The DMCH authorities filed a case against 10-12 people, including three DU students -- Meraj, Ashik and Jewel -- of its Shahidullah Hall.
HEAL OR KILL?
Smriti, 25, is a pregnant mother. The Munshiganj woman got admitted to the DMCH on May 3 with pregnancy-related complications, and was scheduled to have her baby there in four weeks.
“But doctors today [yesterday] suggested that I go home, and come back later if necessary. It is because of the strike,” she told this correspondent.
Patients at a neurosurgery ward alleged specialist doctors were not visiting them for the last two days.
“It was basically the nurses who are taking care of us. Can nurses treat patients having serious problems?” a patient asked.
Abdus Salam, whose sister was denied treatment at the outdoor, said, “Doctors are playing with people's lives. The government must take tough action to stop it."
The NHRC chairman said interns and doctors might have some valid grievances, but they should never call a strike as it can cause irreparable damage.
Following strikes by doctors in India, its Supreme Court directed the doctors to refrain from calling strikes under any circumstances, he added.
SHORTAGE OF DOCTORS
The DMCH has around 300 doctors and about 1,000 interns and honorary physicians.
All the interns and honorary doctors were on strike for the past two days, meaning all the patients were left to be looked after by the 300 doctors.
Honorary doctors are not DMCH staff, but are practising physicians. They provide free service at the DMCH as part of their higher education.
Contacted, DMCH Assistant Director Khaza Abdul Gafur said though there was a shortage of doctors, the authorities took special care so that patients were not denied services at the emergency.
From Saturday midnight to Sunday noon, 68 people were admitted to the emergency and 245 people were given primary treatment, he added.
According to DMCH sources, the figures are 120-150 and 300-400 respectively on a normal day.
Dr Gafur admitted that the demonstrating doctors prevented hospital staff from selling tickets for outdoor patients and that many patients had to go back without treatment.
Bangladesh Medical Association (BMA) yesterday announced that doctors would observe work abstention for an hour at all public and private hospitals and clinics across the country, form human chains and wear black badges tomorrow.
Its president, Prof Mahmud Hasan, said the association would form a human chain at Shahbagh intersection tomorrow, demanding workplace safety for doctors.

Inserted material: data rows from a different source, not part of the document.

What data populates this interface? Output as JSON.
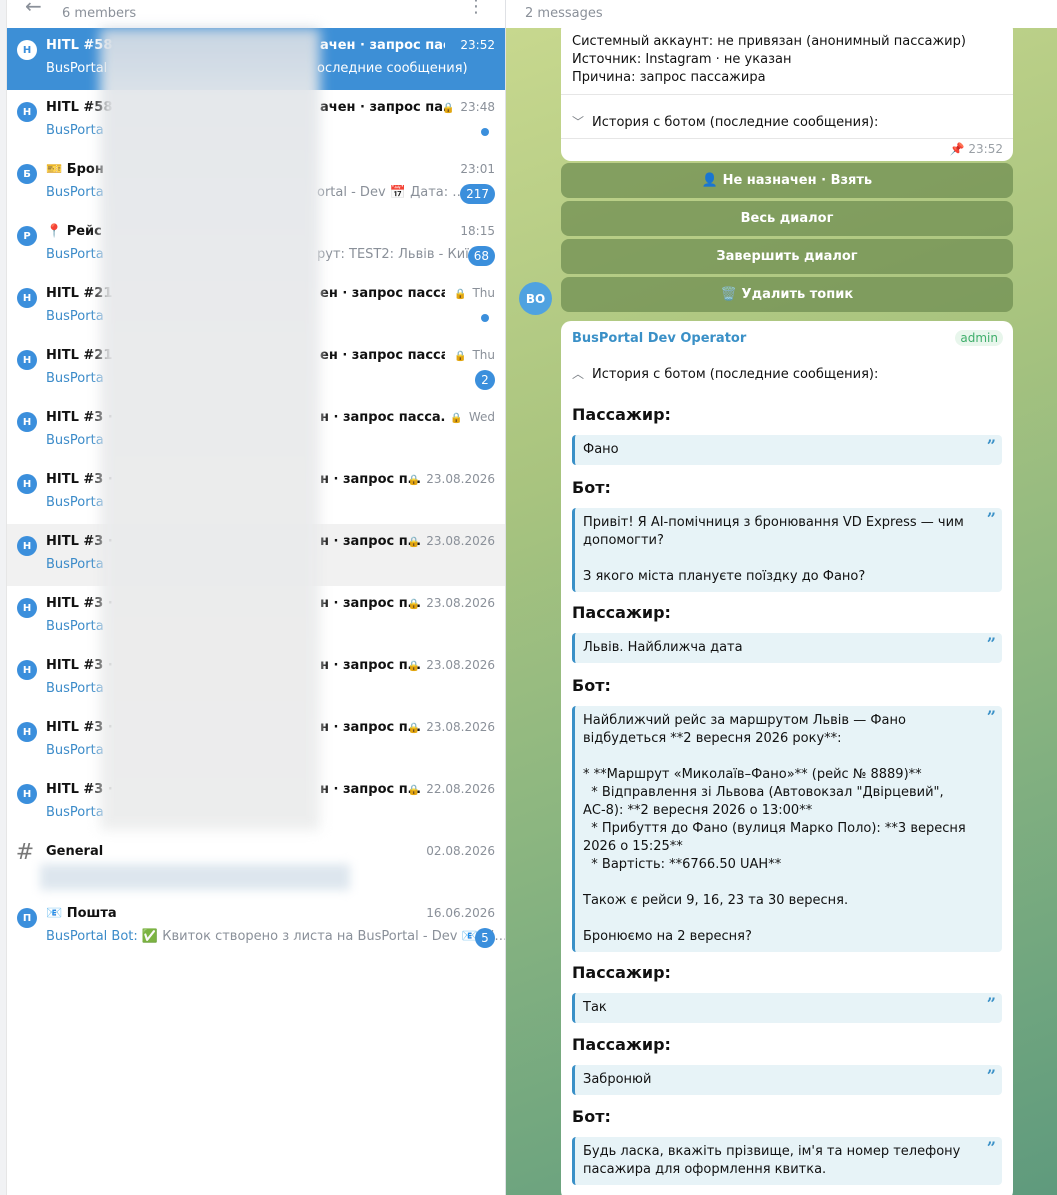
{
  "left": {
    "members": "6 members",
    "rows": [
      {
        "avatar": "H",
        "title": "HITL #58",
        "title2": "ачен · запрос пасса…",
        "sender": "BusPortal",
        "snippet": "оследние сообщения): Пасс…",
        "time": "23:52",
        "lock": false,
        "badge": "",
        "dot": false
      },
      {
        "avatar": "H",
        "title": "HITL #58",
        "title2": "ачен · запрос па…",
        "sender": "BusPorta",
        "snippet": "",
        "time": "23:48",
        "lock": true,
        "badge": "",
        "dot": true
      },
      {
        "avatar": "Б",
        "title": "🎫 Брон",
        "title2": "",
        "sender": "BusPorta",
        "snippet": "ortal - Dev 📅 Дата: …",
        "time": "23:01",
        "lock": false,
        "badge": "217",
        "dot": false
      },
      {
        "avatar": "Р",
        "title": "📍 Рейс",
        "title2": "",
        "sender": "BusPorta",
        "snippet": "рут: TEST2: Львів - Київ…",
        "time": "18:15",
        "lock": false,
        "badge": "68",
        "dot": false
      },
      {
        "avatar": "H",
        "title": "HITL #21",
        "title2": "ен · запрос пасса…",
        "sender": "BusPorta",
        "snippet": "",
        "time": "Thu",
        "lock": true,
        "badge": "",
        "dot": true
      },
      {
        "avatar": "H",
        "title": "HITL #21",
        "title2": "ен · запрос пасса…",
        "sender": "BusPorta",
        "snippet": "",
        "time": "Thu",
        "lock": true,
        "badge": "2",
        "dot": false
      },
      {
        "avatar": "H",
        "title": "HITL #3 ·",
        "title2": "н · запрос пасса…",
        "sender": "BusPorta",
        "snippet": "",
        "time": "Wed",
        "lock": true,
        "badge": "",
        "dot": false
      },
      {
        "avatar": "H",
        "title": "HITL #3 ·",
        "title2": "н · запрос п…",
        "sender": "BusPorta",
        "snippet": "",
        "time": "23.08.2026",
        "lock": true,
        "badge": "",
        "dot": false
      },
      {
        "avatar": "H",
        "title": "HITL #3 ·",
        "title2": "н · запрос п…",
        "sender": "BusPorta",
        "snippet": "",
        "time": "23.08.2026",
        "lock": true,
        "badge": "",
        "dot": false
      },
      {
        "avatar": "H",
        "title": "HITL #3 ·",
        "title2": "н · запрос п…",
        "sender": "BusPorta",
        "snippet": "",
        "time": "23.08.2026",
        "lock": true,
        "badge": "",
        "dot": false
      },
      {
        "avatar": "H",
        "title": "HITL #3 ·",
        "title2": "н · запрос п…",
        "sender": "BusPorta",
        "snippet": "",
        "time": "23.08.2026",
        "lock": true,
        "badge": "",
        "dot": false
      },
      {
        "avatar": "H",
        "title": "HITL #3 ·",
        "title2": "н · запрос п…",
        "sender": "BusPorta",
        "snippet": "",
        "time": "23.08.2026",
        "lock": true,
        "badge": "",
        "dot": false
      },
      {
        "avatar": "H",
        "title": "HITL #3 ·",
        "title2": "н · запрос п…",
        "sender": "BusPorta",
        "snippet": "",
        "time": "22.08.2026",
        "lock": true,
        "badge": "",
        "dot": false
      },
      {
        "avatar": "#",
        "title": "General",
        "title2": "",
        "sender": "",
        "snippet": "",
        "time": "02.08.2026",
        "lock": false,
        "badge": "",
        "dot": false
      },
      {
        "avatar": "П",
        "title": "📧 Пошта",
        "title2": "",
        "sender": "BusPortal Bot:",
        "snippet": "✅ Квиток створено з листа на BusPortal - Dev 📧 Ві…",
        "time": "16.06.2026",
        "lock": false,
        "badge": "5",
        "dot": false
      }
    ]
  },
  "right": {
    "message_count": "2 messages",
    "card1": {
      "lines": [
        "Системный аккаунт: не привязан (анонимный пассажир)",
        "Источник: Instagram · не указан",
        "Причина: запрос пассажира"
      ],
      "history_label": "История с ботом (последние сообщения):",
      "time": "23:52"
    },
    "buttons": [
      "👤 Не назначен · Взять",
      "Весь диалог",
      "Завершить диалог",
      "🗑️ Удалить топик"
    ],
    "card2": {
      "avatar": "BO",
      "sender": "BusPortal Dev Operator",
      "admin": "admin",
      "history_label": "История с ботом (последние сообщения):",
      "messages": [
        {
          "who": "Пассажир:",
          "text": "Фано"
        },
        {
          "who": "Бот:",
          "text": "Привіт! Я АІ-помічниця з бронювання VD Express — чим допомогти?\n\nЗ якого міста плануєте поїздку до Фано?"
        },
        {
          "who": "Пассажир:",
          "text": "Львів. Найближча дата"
        },
        {
          "who": "Бот:",
          "text": "Найближчий рейс за маршрутом Львів — Фано відбудеться **2 вересня 2026 року**:\n\n* **Маршрут «Миколаїв–Фано»** (рейс № 8889)**\n  * Відправлення зі Львова (Автовокзал \"Двірцевий\", АС-8): **2 вересня 2026 о 13:00**\n  * Прибуття до Фано (вулиця Марко Поло): **3 вересня 2026 о 15:25**\n  * Вартість: **6766.50 UAH**\n\nТакож є рейси 9, 16, 23 та 30 вересня.\n\nБронюємо на 2 вересня?"
        },
        {
          "who": "Пассажир:",
          "text": "Так"
        },
        {
          "who": "Пассажир:",
          "text": "Забронюй"
        },
        {
          "who": "Бот:",
          "text": "Будь ласка, вкажіть прізвище, ім'я та номер телефону пасажира для оформлення квитка."
        }
      ]
    }
  }
}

Also, specialist doctors will not attend patients at their private chambers for two hours from 5:00pm on Thursday in protest against the attack on doctors, he added.